== Information provided ==
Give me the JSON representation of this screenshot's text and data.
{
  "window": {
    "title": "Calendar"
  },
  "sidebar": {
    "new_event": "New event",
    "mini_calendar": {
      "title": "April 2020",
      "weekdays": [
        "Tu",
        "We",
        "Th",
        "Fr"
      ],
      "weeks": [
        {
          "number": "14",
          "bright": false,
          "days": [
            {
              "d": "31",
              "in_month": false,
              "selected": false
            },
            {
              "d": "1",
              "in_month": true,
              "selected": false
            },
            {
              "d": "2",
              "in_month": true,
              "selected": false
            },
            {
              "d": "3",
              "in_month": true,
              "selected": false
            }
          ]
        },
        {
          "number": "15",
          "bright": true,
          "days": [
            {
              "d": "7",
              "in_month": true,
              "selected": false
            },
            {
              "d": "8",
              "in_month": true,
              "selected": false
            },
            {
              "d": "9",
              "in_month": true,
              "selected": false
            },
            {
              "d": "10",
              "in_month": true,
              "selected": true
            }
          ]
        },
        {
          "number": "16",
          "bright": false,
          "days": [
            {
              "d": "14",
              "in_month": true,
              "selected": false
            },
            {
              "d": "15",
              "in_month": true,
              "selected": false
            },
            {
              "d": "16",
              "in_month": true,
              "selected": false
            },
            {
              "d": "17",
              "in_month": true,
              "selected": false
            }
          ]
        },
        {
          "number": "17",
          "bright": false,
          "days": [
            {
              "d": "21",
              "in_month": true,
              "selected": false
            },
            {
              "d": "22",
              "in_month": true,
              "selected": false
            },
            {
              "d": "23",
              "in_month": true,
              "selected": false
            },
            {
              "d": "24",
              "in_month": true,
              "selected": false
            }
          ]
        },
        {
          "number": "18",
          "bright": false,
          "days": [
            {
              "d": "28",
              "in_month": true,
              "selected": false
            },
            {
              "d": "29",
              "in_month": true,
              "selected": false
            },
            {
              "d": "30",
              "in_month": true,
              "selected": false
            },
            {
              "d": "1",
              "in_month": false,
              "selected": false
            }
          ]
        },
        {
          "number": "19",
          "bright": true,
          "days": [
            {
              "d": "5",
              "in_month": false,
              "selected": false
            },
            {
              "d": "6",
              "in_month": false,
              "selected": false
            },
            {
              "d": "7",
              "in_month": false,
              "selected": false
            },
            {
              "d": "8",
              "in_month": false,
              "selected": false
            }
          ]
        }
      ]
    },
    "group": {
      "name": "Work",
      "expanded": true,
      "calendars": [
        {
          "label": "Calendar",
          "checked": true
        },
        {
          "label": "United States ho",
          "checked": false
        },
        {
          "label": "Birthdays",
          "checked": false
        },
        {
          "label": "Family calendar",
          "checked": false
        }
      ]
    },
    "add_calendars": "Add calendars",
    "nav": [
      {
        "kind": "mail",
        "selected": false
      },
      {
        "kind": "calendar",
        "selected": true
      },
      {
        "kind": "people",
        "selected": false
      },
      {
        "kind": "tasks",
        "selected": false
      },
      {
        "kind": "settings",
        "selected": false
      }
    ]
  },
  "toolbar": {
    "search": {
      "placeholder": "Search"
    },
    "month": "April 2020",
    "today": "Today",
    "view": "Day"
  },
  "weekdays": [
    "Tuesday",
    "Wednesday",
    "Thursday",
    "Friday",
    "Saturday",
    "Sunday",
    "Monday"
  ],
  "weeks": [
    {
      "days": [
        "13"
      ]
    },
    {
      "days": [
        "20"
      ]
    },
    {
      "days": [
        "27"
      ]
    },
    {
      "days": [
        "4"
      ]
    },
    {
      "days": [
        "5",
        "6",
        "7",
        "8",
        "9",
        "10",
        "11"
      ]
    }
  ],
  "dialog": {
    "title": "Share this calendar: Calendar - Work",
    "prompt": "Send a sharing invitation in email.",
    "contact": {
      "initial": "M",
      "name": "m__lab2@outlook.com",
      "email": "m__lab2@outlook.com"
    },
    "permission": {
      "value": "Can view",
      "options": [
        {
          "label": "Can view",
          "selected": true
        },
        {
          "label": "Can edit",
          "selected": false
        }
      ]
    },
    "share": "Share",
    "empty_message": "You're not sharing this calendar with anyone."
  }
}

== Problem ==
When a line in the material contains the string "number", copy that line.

== Expected answer ==
          "number": "14",
          "number": "15",
          "number": "16",
          "number": "17",
          "number": "18",
          "number": "19",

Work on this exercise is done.